The MCSD confirmed that Ralph Ray Jr., age 46, Mans Hollow Road, died on the following day-- July 29, 2012 at the University of Tennessee Medical Center.

Climbing the falls is extremely dangerous, nevertheless, many visitors to the area still do it--and will likely continue to do it despite the recent tragedy. The initial call requested the Rescue Squad to assist a subject which had been trapped under a rock for ten minutes, at Bald River Falls. After getting the still unresponsive victim out from under the rock, a person on scene started CPR in a futile attempt to save the victim's life: it took a while for first responders to arrive on scene from Madisonville, which is a good 30+ mile distance.

To add to the confusion, one of the first responders unknowingly had an 'open mic' on his HT (handie talkie), which kept the radio repeater jammed up for a short time. All in all, it was a great example how well local agencies can work together in an emergency situation.

Tuesday, June 12, 2012

For former mayor Powers: The chickens come home to roost

Who would have imagined?... after not being able to account for thousands in missing funds by the Tennessee Comptroller of the Treasury--former chief of police William "Bill" G. Isbell returns to Tellico Plains, sues the city for back pay he allegedly did not receive while Roger Powers was the city mayor--and after an agreed settlement, is awarded $1,328.

Some of the city council members had rejected (vetoed) the idea of appointing Isbell as Tellico Plains chief of police, perhaps to deflect any blame, in case things did not turn out well.
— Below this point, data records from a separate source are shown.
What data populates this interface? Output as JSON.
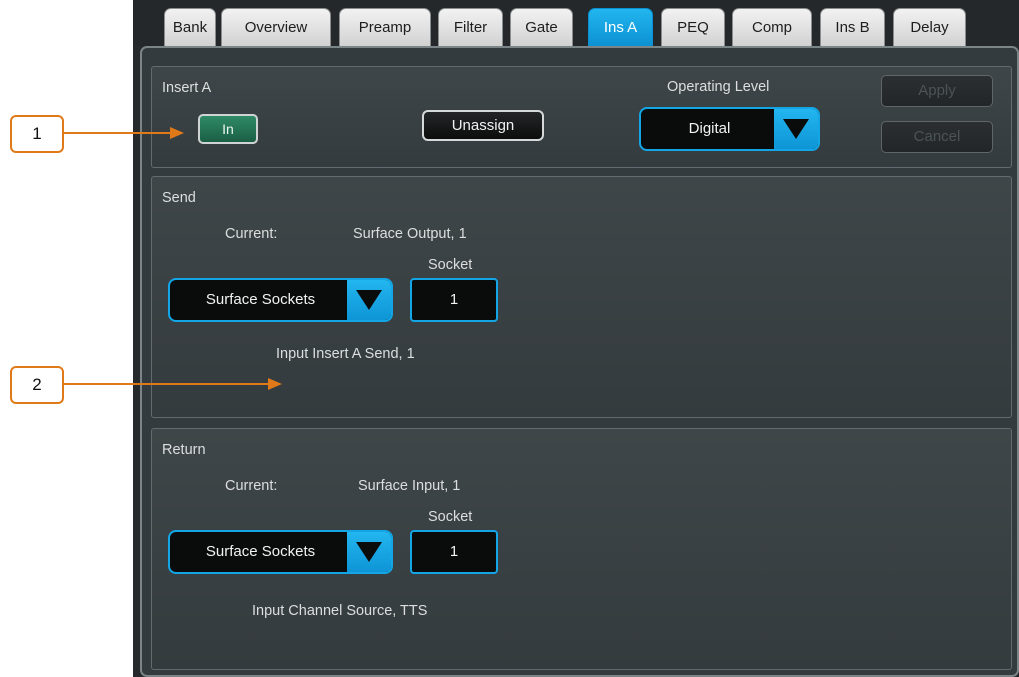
{
  "tabs": [
    {
      "label": "Bank",
      "active": false
    },
    {
      "label": "Overview",
      "active": false
    },
    {
      "label": "Preamp",
      "active": false
    },
    {
      "label": "Filter",
      "active": false
    },
    {
      "label": "Gate",
      "active": false
    },
    {
      "label": "Ins A",
      "active": true
    },
    {
      "label": "PEQ",
      "active": false
    },
    {
      "label": "Comp",
      "active": false
    },
    {
      "label": "Ins B",
      "active": false
    },
    {
      "label": "Delay",
      "active": false
    }
  ],
  "insert": {
    "title": "Insert A",
    "in_label": "In",
    "unassign_label": "Unassign",
    "operating_level_label": "Operating Level",
    "operating_level_value": "Digital",
    "apply_label": "Apply",
    "cancel_label": "Cancel"
  },
  "send": {
    "title": "Send",
    "current_label": "Current:",
    "current_value": "Surface Output, 1",
    "socket_label": "Socket",
    "source_value": "Surface Sockets",
    "socket_value": "1",
    "destination": "Input Insert A Send, 1"
  },
  "return": {
    "title": "Return",
    "current_label": "Current:",
    "current_value": "Surface Input, 1",
    "socket_label": "Socket",
    "source_value": "Surface Sockets",
    "socket_value": "1",
    "destination": "Input Channel Source, TTS"
  },
  "callouts": [
    "1",
    "2"
  ],
  "colors": {
    "accent": "#13a6e6",
    "callout": "#e07a18",
    "in_button": "#2f8a66"
  },
  "icons": {
    "dropdown_arrow": "triangle-down-icon"
  }
}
However, Isbell's strongest supporter in the city council Harkey Yates, who many perceived as having more power than the mayor--succeeded in getting Isbell appointed, and the veto was over-ridden.
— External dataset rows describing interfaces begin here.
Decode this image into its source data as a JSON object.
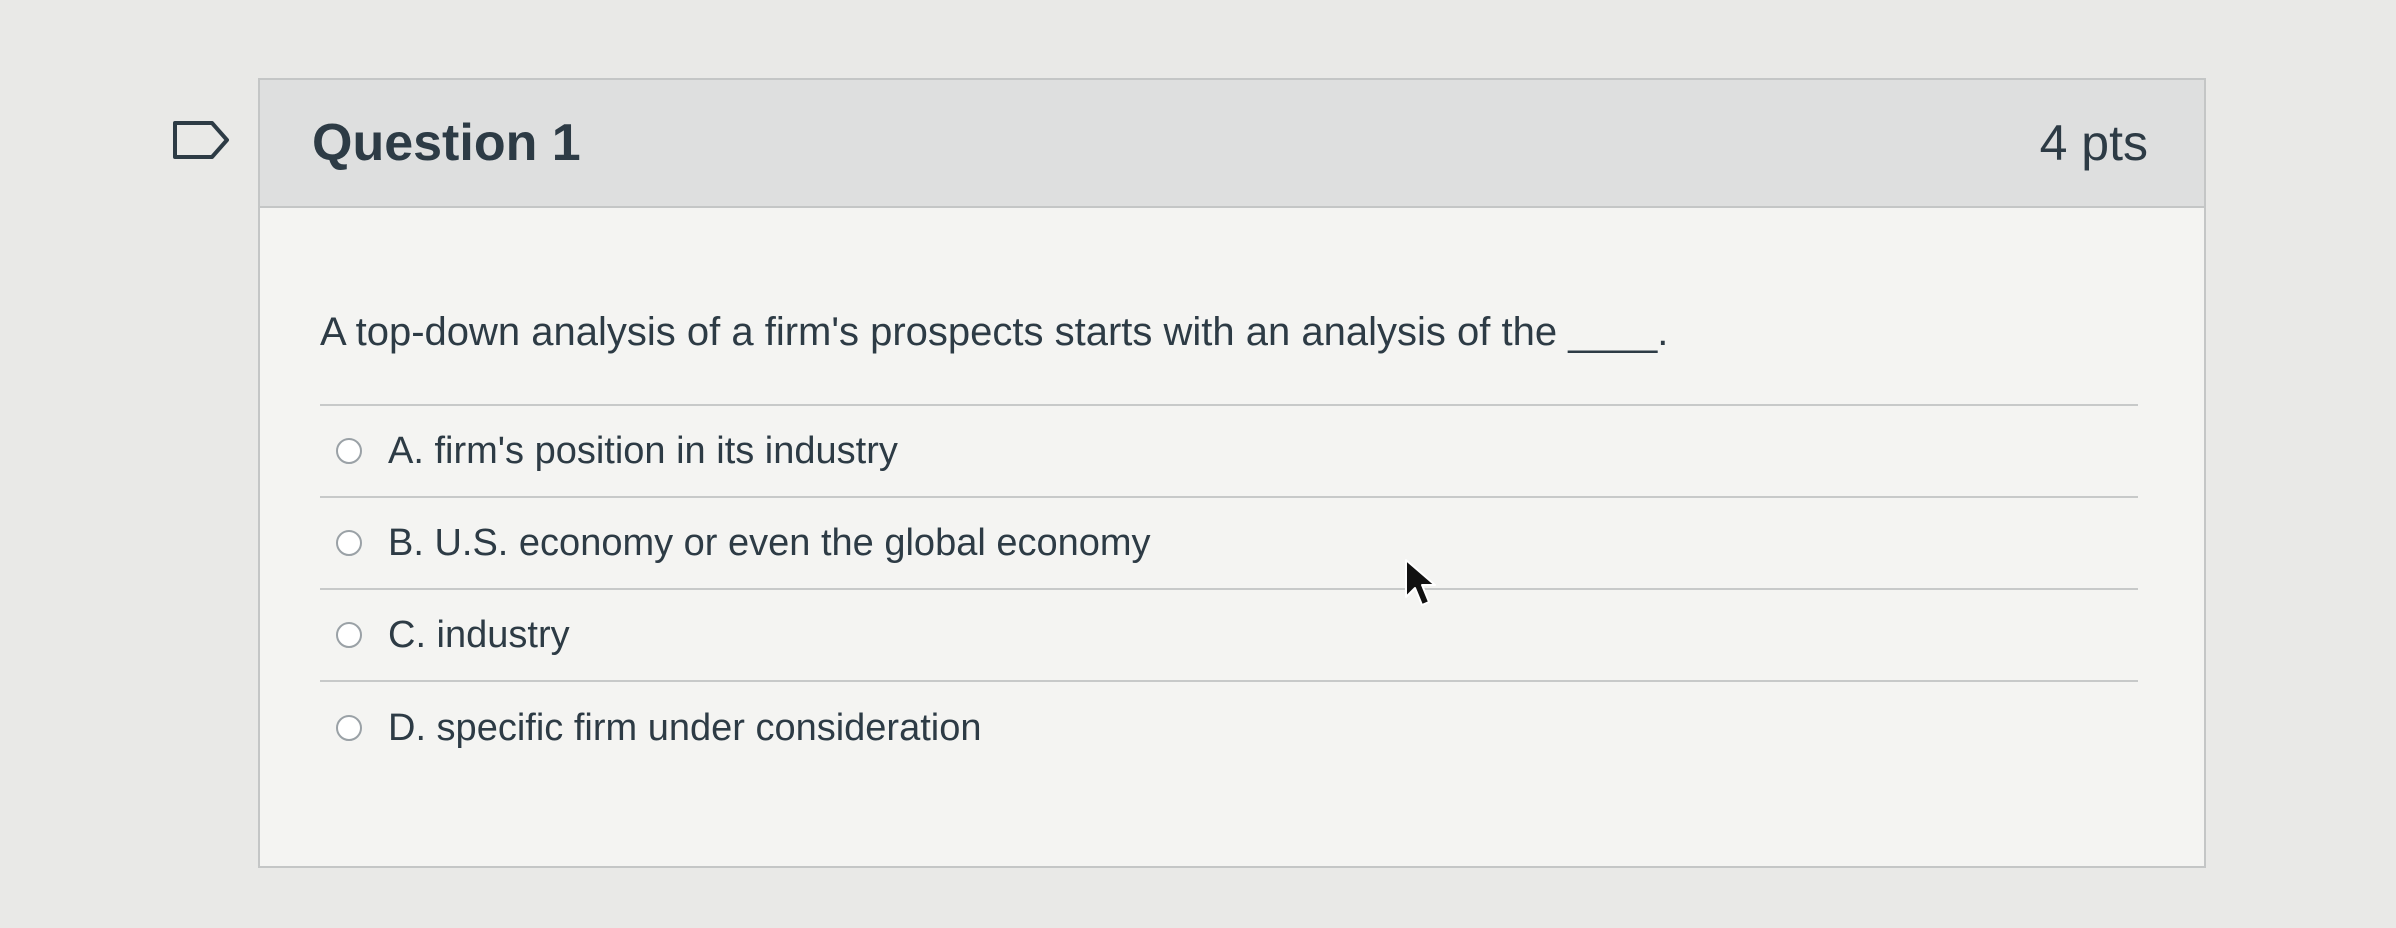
{
  "question": {
    "title": "Question 1",
    "points": "4 pts",
    "text": "A top-down analysis of a firm's prospects starts with an analysis of the ____."
  },
  "answers": [
    {
      "label": "A. firm's position in its industry"
    },
    {
      "label": "B. U.S. economy or even the global economy"
    },
    {
      "label": "C. industry"
    },
    {
      "label": "D. specific firm under consideration"
    }
  ],
  "icons": {
    "flag": "flag-question-icon",
    "cursor": "mouse-pointer-icon"
  },
  "colors": {
    "text": "#2d3b45",
    "header_bg": "#dedfdf",
    "border": "#c4c6c6"
  }
}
(Yates passed away last Christmas eve, his sudden death was investigated as a possible homicide.)

"The chickens come home to roost"
Bad deeds or words return to discomfort their perpetrator
The notion of bad deeds, specifically curses, coming back to haunt their originator is long established--it dates back to 1390 when Geoffrey Chaucer used it in the The Parson's Tale:
And ofte tyme swich cursynge wrongfully retorneth agayn to hym that curseth, as a byrd that retorneth agayn to his owene nest.
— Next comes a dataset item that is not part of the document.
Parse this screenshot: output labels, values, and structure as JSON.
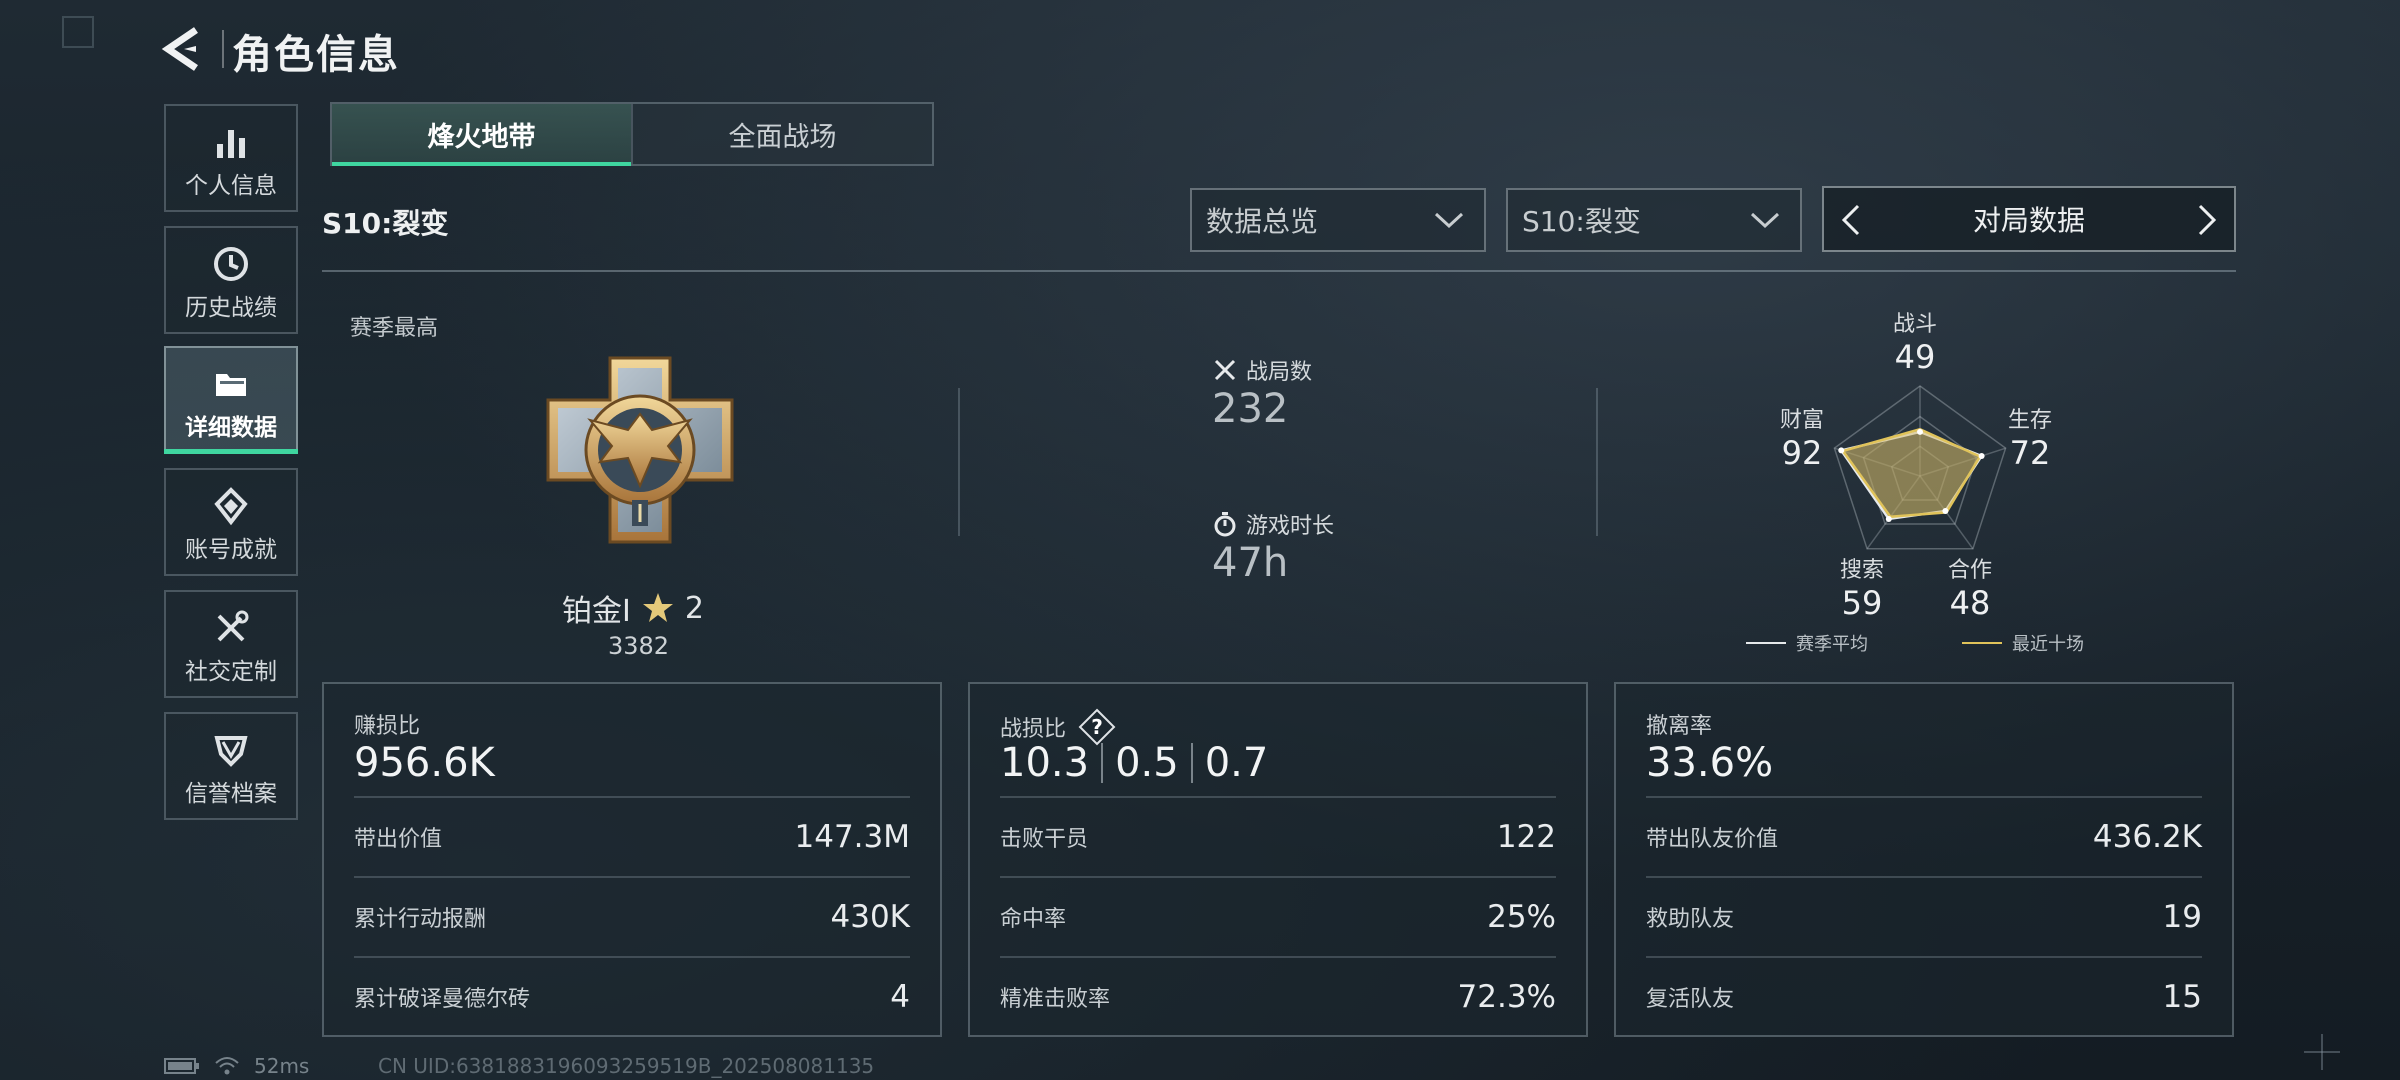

Tuesday, January 24, 2012

Former Chief of Police William "Bill" G. Isbell investigated in Missing Money Probe

Missing or un-accounted: seized drugs, weapons, and money collected from fundraisers

The D.A.'s  position to not file charges won't change public opinion on Bill Isbell; despite the embellishment and hype that was spun on his alleged 'retirement.'...Particularly when you consider Unicoi County Sheriff Kent Harris was indicted, in part, for mis-appropriation of funds--close to the amount that the TPPD was unable to account for during Bill's Isbell's stint as chief of police.

Tennessee Comptroller of the Treasury report

Isbell-registered police website is shutdown.

As seen in the Advocate&Democrat News--Where did the Money Go?--"Among the findings, the former police chief received $3,800 in cash from four police fundraisers, but the money was never deposited into a town bank account.

Both Isbell and his top crony, Don Charest were 'booted out' of the Tellico Plains Police Dept, listen to Mayor Roger Powers in the link below.   For Charest, wearing a reserve officer badge was important, the feeling of power and authority was paramount--he tried to 'cozy up' to the 2013 chief of police (Jeb Brown),  wanting to bring back the Isbell--Era police squad,  but failed.

As of 2016, The Tellico Plains Police Dept. is still in a public relations 'damage control mode' from the scandals during Isbell's  tenure as police chief--although, the present day TPPD is a stark contrast, and many agree that it's one of the best police dept's in the county.

The 2014 disqualification of Sheriff Randy White led to the interim appointment of Tommy Jones, a young and inexperienced fill-in--Charest wormed his way into the good graces of sheriff Tommy Jones, and, this time he got a Monroe County Sheriff reserve officer badge--'Way to go Tommy.'

William "Bill" Isbell
Don Charest